ONLY ONE SIDE OF THE STORY
Hirsi Ali is more a hero among Islamophobes than Islamic women. That's problematic considering she describes herself in "Infidel" as a woman who "fights for the rights of Muslim women, the enlightenment of Islam and the security of the West." How can you change the lives of your former sisters, and work toward reform, when you've forged a career upon renouncing the religion and insulting its followers? Hirsi Ali says overhauling Islam is not her responsibility: she just lays out "the facts" and leaves it to others to go about fixing this supposedly broken faith. But her facts are often subjective: at one point she characterizes "every devout Muslim who aspires to practice genuine Islam" as a follower of the Muslim Brotherhood. That may have been true in Hirsi Ali's experience, but it hardly speaks for the globe's 1.3 billion other followers.

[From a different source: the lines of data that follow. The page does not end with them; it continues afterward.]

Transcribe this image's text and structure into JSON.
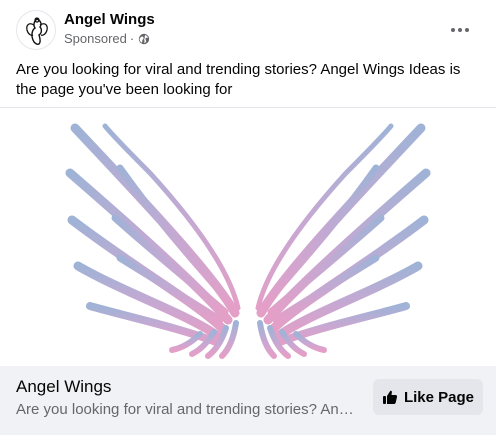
{
  "post": {
    "page_name": "Angel Wings",
    "sponsored_label": "Sponsored",
    "separator": "·",
    "text": "Are you looking for viral and trending stories? Angel Wings Ideas is the page you've been looking for"
  },
  "link_card": {
    "title": "Angel Wings",
    "description": "Are you looking for viral and trending stories? Angel Wings Ideas is the page you've been looking for",
    "like_button_label": "Like Page"
  },
  "icons": {
    "avatar": "angel-silhouette-logo",
    "audience": "globe-icon",
    "more": "more-options-icon",
    "like": "thumbs-up-icon"
  },
  "colors": {
    "wing_top": "#9fb3d6",
    "wing_bottom": "#e49fc7",
    "secondary_text": "#65676b",
    "button_bg": "#e4e6eb"
  }
}
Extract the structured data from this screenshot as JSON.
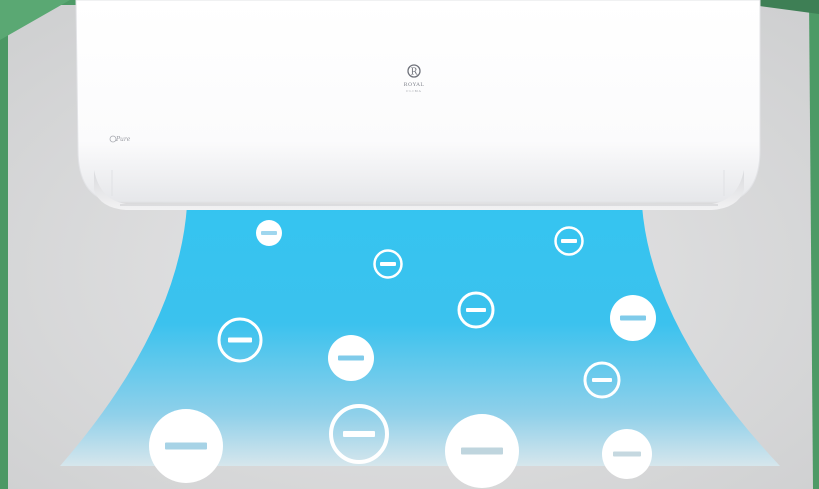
{
  "brand": {
    "name": "ROYAL",
    "subline": "CLIMA",
    "logo_letter": "R"
  },
  "unit": {
    "model_label": "Pure"
  },
  "ion_icon": "minus-circle-icon",
  "colors": {
    "airflow_top": "#35c4f0",
    "airflow_mid": "#38c1ef",
    "airflow_bottom": "#cfe4ec",
    "background": "#dcdcdd",
    "frame_green": "#4d9a66",
    "ion_fill": "#ffffff",
    "ion_dash": "#9fd6ee"
  }
}
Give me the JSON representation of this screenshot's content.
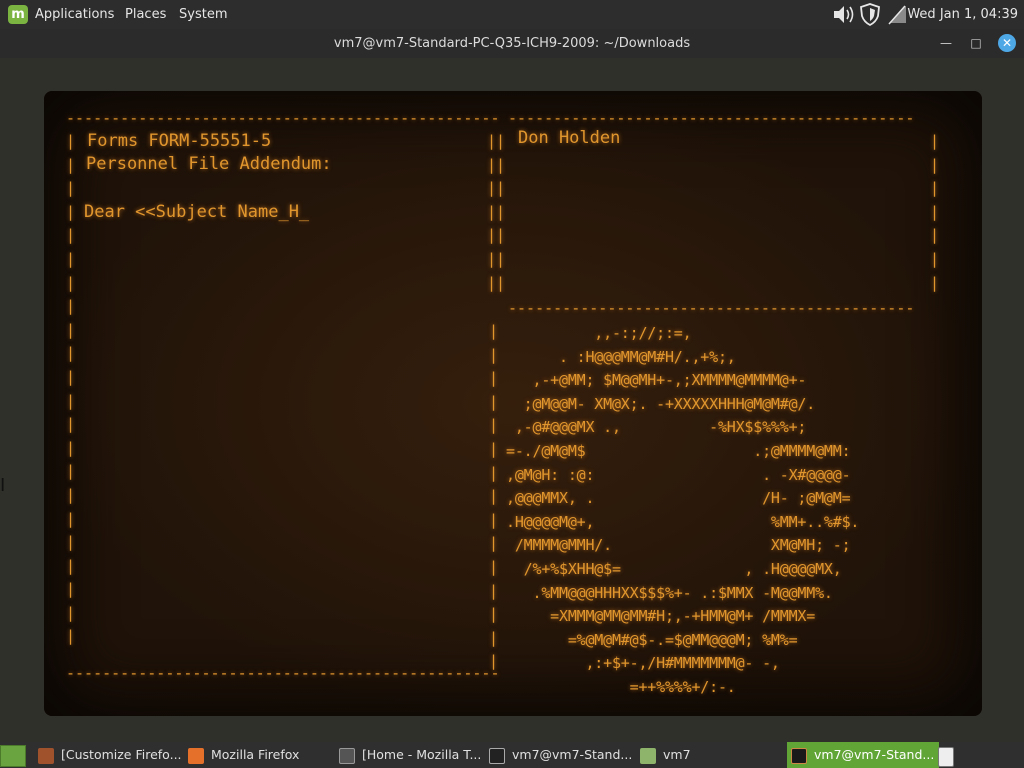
{
  "top_panel": {
    "menu": [
      "Applications",
      "Places",
      "System"
    ],
    "clock": "Wed Jan  1, 04:39",
    "tray_icons": [
      "volume-icon",
      "shield-icon",
      "network-icon"
    ]
  },
  "window": {
    "title": "vm7@vm7-Standard-PC-Q35-ICH9-2009: ~/Downloads",
    "controls": [
      "minimize",
      "maximize",
      "close"
    ]
  },
  "terminal": {
    "border_top_left": "------------------------------------------------",
    "border_top_right": "---------------------------------------------",
    "left_panel": {
      "form_line": "Forms FORM-55551-5",
      "subtitle": "Personnel File Addendum:",
      "greeting": "Dear <<Subject Name_H_"
    },
    "right_panel": {
      "name": "Don Holden"
    },
    "ascii_art": [
      "          ,,-:;//;:=,",
      "      . :H@@@MM@M#H/.,+%;,",
      "   ,-+@MM; $M@@MH+-,;XMMMM@MMMM@+-",
      "  ;@M@@M- XM@X;. -+XXXXXHHH@M@M#@/.",
      " ,-@#@@@MX .,          -%HX$$%%%+;",
      "=-./@M@M$                   .;@MMMM@MM:",
      ",@M@H: :@:                   . -X#@@@@-",
      ",@@@MMX, .                   /H- ;@M@M=",
      ".H@@@@M@+,                    %MM+..%#$.",
      " /MMMM@MMH/.                  XM@MH; -;",
      "  /%+%$XHH@$=              , .H@@@@MX,",
      "   .%MM@@@HHHXX$$$%+- .:$MMX -M@@MM%.",
      "     =XMMM@MM@MM#H;,-+HMM@M+ /MMMX=",
      "       =%@M@M#@$-.=$@MM@@@M; %M%=",
      "         ,:+$+-,/H#MMMMMMM@- -,",
      "              =++%%%%+/:-."
    ]
  },
  "taskbar": {
    "items": [
      {
        "label": "[Customize Firefo...",
        "icon": "firefox-icon",
        "active": false
      },
      {
        "label": "Mozilla Firefox",
        "icon": "firefox-icon",
        "active": false
      },
      {
        "label": "[Home - Mozilla T...",
        "icon": "thunderbird-icon",
        "active": false
      },
      {
        "label": "vm7@vm7-Stand...",
        "icon": "terminal-icon",
        "active": false
      },
      {
        "label": "vm7",
        "icon": "folder-icon",
        "active": false
      },
      {
        "label": "vm7@vm7-Stand...",
        "icon": "terminal-icon",
        "active": true
      }
    ]
  },
  "colors": {
    "phosphor": "#e0962d",
    "crt_bg": "#201309",
    "mint_green": "#7cb442",
    "active_task": "#61a537"
  }
}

It's ironic that this would-be "infidel" often sounds as single-minded and reactionary as the zealots she's worked so hard to oppose.